Timothy also appeals to Arthur Brooks's book Who Really Cares to bolster his argument, claiming that:
Brooks’ research showed that conservative religious people not only gave more of their money (even though they had less money to begin with), but that they also give more of their time, donate more blood, and are more generous by dozens of other measures as well. Yes, Brooks is a well known conservative intellectual. But his data and his arguments stand on their own merits.
This may well be. I haven't read Brooks' book, and I don't know how it's been reviewed. But I do think it would be worth seeing if other studies continue to bear this out. That said, I do think Tim has a point with regard to the kinds of conclusions one can draw from this study about a) whether "religious" giving here simply means "giving to churches" and b) what kinds of charitable giving both more liberal and more conservative givers engage in.
All of which is to say that there's some interesting sociology to be done here. Tim is right that one can give to a religious charity such as WorldVision specifically with the aim of feeding the poor and helping the homeless, and that one can give to a secular charity such as the BSO which does many wonderful things, but not that. So Fred does seem to draw a far stronger conclusion from the data available than is warranted.
That said, I'd like to know more: What does it mean when the Chronicle study excludes religious giving from its sample to flip the ratio? What's included there? Why make a specific decision to exclude religious giving? What were they attempting to show? Is it possible to take the data in other directions, such as distinguishing between giving to aid organizations vs. giving to cultural organizations? Without drilling down into the data to discover these things, there isn't much more we can conclude.
But that said, it wouldn't surprise me in the least to discover that there is an ideological connection between a conservative principle that says "I don't belive in government handouts" and an equally conservative religious princple that says "but therefore I have a personal responsibility to give to those in need." At the same time, it wouldn't surprise me to discover a liberal position that says "I am willing to pay higher taxes in order to allow government programs to exist that aid the poor and needy" and the position that "therefore I don't need to contribute as much personally to charity." Indeed, I think both could be morally defensible positions, and it wouldn't suprise me at all to find that correlated to geography.

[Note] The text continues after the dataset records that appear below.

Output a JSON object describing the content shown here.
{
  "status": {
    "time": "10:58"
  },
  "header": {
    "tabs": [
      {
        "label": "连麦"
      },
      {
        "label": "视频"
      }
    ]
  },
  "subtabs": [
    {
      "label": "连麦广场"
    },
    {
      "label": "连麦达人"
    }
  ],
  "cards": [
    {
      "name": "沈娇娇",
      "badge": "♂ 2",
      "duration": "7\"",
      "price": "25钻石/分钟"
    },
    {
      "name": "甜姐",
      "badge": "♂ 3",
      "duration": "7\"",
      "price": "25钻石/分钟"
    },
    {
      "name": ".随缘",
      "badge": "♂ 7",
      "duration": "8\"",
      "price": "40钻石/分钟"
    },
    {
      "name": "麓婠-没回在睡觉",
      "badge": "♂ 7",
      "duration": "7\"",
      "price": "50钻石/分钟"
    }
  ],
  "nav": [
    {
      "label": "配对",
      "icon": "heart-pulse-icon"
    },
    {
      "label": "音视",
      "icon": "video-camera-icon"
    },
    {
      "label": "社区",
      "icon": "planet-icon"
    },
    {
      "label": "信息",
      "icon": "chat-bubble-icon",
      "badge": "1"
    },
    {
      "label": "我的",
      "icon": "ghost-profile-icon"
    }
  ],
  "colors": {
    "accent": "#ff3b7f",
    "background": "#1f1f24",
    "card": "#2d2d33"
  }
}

But that said, do think that Tim really does seem to be protesting too much in his defense of conservative Christian charitable giving. The question of personal generosity isn't really what's at stake in public arguments about the size of government programs for the poor, rather social philosophy is. One's own private giving may be enormous, and that's an example of personal virtue; but when conservatives seek to cut public funding for programs that aid the poor and needy, no amount of private giving ameliorates the appearance of a lack of compassion on their part.
So on the one hand, Tim may have a point that the study gives a good picture of the personal generosity of religious conservatives, but it will require a lot more than that to overcome the widespread perception of a lack of conservative callousness. Even so, it would also be worthwhile for both religious and secular liberals to think more about their own personal giving, as a matter of personal virtue if not social justice, and how their giving reflects their values, particularly in terms of the poorest and the most needy.